EXERCISE DIRECTIONS: Every record, from the first line to the last, needs to be given again exactly.

MATERIAL SUPPLIED:
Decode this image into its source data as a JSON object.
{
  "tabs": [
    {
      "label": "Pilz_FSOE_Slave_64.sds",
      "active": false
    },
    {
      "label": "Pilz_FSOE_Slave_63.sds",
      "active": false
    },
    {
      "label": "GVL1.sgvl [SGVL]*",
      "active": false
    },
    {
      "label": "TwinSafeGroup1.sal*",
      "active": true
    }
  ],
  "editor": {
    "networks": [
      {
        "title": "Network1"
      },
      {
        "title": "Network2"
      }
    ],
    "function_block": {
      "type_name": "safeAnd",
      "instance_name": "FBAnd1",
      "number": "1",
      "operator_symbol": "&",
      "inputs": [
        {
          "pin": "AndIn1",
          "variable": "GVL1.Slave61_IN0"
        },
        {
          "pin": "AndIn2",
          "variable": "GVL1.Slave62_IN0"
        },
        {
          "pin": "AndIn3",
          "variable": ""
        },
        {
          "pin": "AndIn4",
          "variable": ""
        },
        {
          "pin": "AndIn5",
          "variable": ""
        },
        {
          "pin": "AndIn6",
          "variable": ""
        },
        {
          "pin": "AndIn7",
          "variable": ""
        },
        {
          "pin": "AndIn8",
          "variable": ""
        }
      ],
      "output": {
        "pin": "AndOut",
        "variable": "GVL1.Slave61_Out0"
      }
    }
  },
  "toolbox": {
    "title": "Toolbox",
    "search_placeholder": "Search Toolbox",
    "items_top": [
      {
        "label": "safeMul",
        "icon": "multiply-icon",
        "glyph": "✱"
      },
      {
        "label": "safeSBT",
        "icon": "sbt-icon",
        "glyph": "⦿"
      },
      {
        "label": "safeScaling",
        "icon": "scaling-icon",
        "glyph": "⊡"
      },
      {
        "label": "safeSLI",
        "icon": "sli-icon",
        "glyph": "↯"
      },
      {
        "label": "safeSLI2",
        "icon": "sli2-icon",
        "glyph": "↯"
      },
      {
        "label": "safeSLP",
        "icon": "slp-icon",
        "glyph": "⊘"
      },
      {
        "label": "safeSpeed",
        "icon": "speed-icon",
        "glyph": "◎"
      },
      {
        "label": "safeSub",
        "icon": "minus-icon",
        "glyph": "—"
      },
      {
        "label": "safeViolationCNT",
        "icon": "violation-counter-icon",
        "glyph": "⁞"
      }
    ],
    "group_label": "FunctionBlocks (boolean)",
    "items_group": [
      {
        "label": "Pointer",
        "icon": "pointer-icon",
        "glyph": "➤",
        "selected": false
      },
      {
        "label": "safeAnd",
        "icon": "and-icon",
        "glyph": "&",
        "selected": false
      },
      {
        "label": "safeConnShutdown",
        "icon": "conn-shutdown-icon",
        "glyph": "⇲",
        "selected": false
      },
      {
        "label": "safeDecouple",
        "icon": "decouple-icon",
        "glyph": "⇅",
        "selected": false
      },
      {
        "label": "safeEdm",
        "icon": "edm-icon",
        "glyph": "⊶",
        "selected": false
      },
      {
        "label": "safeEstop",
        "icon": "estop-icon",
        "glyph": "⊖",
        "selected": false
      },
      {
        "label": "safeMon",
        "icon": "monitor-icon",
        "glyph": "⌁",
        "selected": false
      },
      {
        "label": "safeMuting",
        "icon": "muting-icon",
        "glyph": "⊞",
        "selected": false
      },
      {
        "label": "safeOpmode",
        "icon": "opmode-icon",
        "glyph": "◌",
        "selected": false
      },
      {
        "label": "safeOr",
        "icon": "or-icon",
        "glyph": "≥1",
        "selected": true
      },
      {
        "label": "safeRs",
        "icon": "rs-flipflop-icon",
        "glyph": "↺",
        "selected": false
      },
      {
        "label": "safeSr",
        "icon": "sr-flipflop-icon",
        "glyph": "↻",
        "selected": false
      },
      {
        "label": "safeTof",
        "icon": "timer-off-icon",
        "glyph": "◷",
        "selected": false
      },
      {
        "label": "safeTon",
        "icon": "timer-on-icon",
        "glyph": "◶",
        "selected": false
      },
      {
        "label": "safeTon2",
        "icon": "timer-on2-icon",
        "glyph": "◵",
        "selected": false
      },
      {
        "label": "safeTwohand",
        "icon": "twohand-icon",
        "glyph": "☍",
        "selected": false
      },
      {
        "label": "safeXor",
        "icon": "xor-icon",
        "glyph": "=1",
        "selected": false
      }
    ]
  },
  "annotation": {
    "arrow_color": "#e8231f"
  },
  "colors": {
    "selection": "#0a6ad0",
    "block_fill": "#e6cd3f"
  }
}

SOLUTION TO THIS TASK:
Decode this image into its source data as a JSON object.
{
  "tabs": [
    {
      "label": "Pilz_FSOE_Slave_64.sds",
      "active": false
    },
    {
      "label": "Pilz_FSOE_Slave_63.sds",
      "active": false
    },
    {
      "label": "GVL1.sgvl [SGVL]*",
      "active": false
    },
    {
      "label": "TwinSafeGroup1.sal*",
      "active": true
    }
  ],
  "editor": {
    "networks": [
      {
        "title": "Network1"
      },
      {
        "title": "Network2"
      }
    ],
    "function_block": {
      "type_name": "safeAnd",
      "instance_name": "FBAnd1",
      "number": "1",
      "operator_symbol": "&",
      "inputs": [
        {
          "pin": "AndIn1",
          "variable": "GVL1.Slave61_IN0"
        },
        {
          "pin": "AndIn2",
          "variable": "GVL1.Slave62_IN0"
        },
        {
          "pin": "AndIn3",
          "variable": ""
        },
        {
          "pin": "AndIn4",
          "variable": ""
        },
        {
          "pin": "AndIn5",
          "variable": ""
        },
        {
          "pin": "AndIn6",
          "variable": ""
        },
        {
          "pin": "AndIn7",
          "variable": ""
        },
        {
          "pin": "AndIn8",
          "variable": ""
        }
      ],
      "output": {
        "pin": "AndOut",
        "variable": "GVL1.Slave61_Out0"
      }
    }
  },
  "toolbox": {
    "title": "Toolbox",
    "search_placeholder": "Search Toolbox",
    "items_top": [
      {
        "label": "safeMul",
        "icon": "multiply-icon",
        "glyph": "✱"
      },
      {
        "label": "safeSBT",
        "icon": "sbt-icon",
        "glyph": "⦿"
      },
      {
        "label": "safeScaling",
        "icon": "scaling-icon",
        "glyph": "⊡"
      },
      {
        "label": "safeSLI",
        "icon": "sli-icon",
        "glyph": "↯"
      },
      {
        "label": "safeSLI2",
        "icon": "sli2-icon",
        "glyph": "↯"
      },
      {
        "label": "safeSLP",
        "icon": "slp-icon",
        "glyph": "⊘"
      },
      {
        "label": "safeSpeed",
        "icon": "speed-icon",
        "glyph": "◎"
      },
      {
        "label": "safeSub",
        "icon": "minus-icon",
        "glyph": "—"
      },
      {
        "label": "safeViolationCNT",
        "icon": "violation-counter-icon",
        "glyph": "⁞"
      }
    ],
    "group_label": "FunctionBlocks (boolean)",
    "items_group": [
      {
        "label": "Pointer",
        "icon": "pointer-icon",
        "glyph": "➤",
        "selected": false
      },
      {
        "label": "safeAnd",
        "icon": "and-icon",
        "glyph": "&",
        "selected": false
      },
      {
        "label": "safeConnShutdown",
        "icon": "conn-shutdown-icon",
        "glyph": "⇲",
        "selected": false
      },
      {
        "label": "safeDecouple",
        "icon": "decouple-icon",
        "glyph": "⇅",
        "selected": false
      },
      {
        "label": "safeEdm",
        "icon": "edm-icon",
        "glyph": "⊶",
        "selected": false
      },
      {
        "label": "safeEstop",
        "icon": "estop-icon",
        "glyph": "⊖",
        "selected": false
      },
      {
        "label": "safeMon",
        "icon": "monitor-icon",
        "glyph": "⌁",
        "selected": false
      },
      {
        "label": "safeMuting",
        "icon": "muting-icon",
        "glyph": "⊞",
        "selected": false
      },
      {
        "label": "safeOpmode",
        "icon": "opmode-icon",
        "glyph": "◌",
        "selected": false
      },
      {
        "label": "safeOr",
        "icon": "or-icon",
        "glyph": "≥1",
        "selected": true
      },
      {
        "label": "safeRs",
        "icon": "rs-flipflop-icon",
        "glyph": "↺",
        "selected": false
      },
      {
        "label": "safeSr",
        "icon": "sr-flipflop-icon",
        "glyph": "↻",
        "selected": false
      },
      {
        "label": "safeTof",
        "icon": "timer-off-icon",
        "glyph": "◷",
        "selected": false
      },
      {
        "label": "safeTon",
        "icon": "timer-on-icon",
        "glyph": "◶",
        "selected": false
      },
      {
        "label": "safeTon2",
        "icon": "timer-on2-icon",
        "glyph": "◵",
        "selected": false
      },
      {
        "label": "safeTwohand",
        "icon": "twohand-icon",
        "glyph": "☍",
        "selected": false
      },
      {
        "label": "safeXor",
        "icon": "xor-icon",
        "glyph": "=1",
        "selected": false
      }
    ]
  },
  "annotation": {
    "arrow_color": "#e8231f"
  },
  "colors": {
    "selection": "#0a6ad0",
    "block_fill": "#e6cd3f"
  }
}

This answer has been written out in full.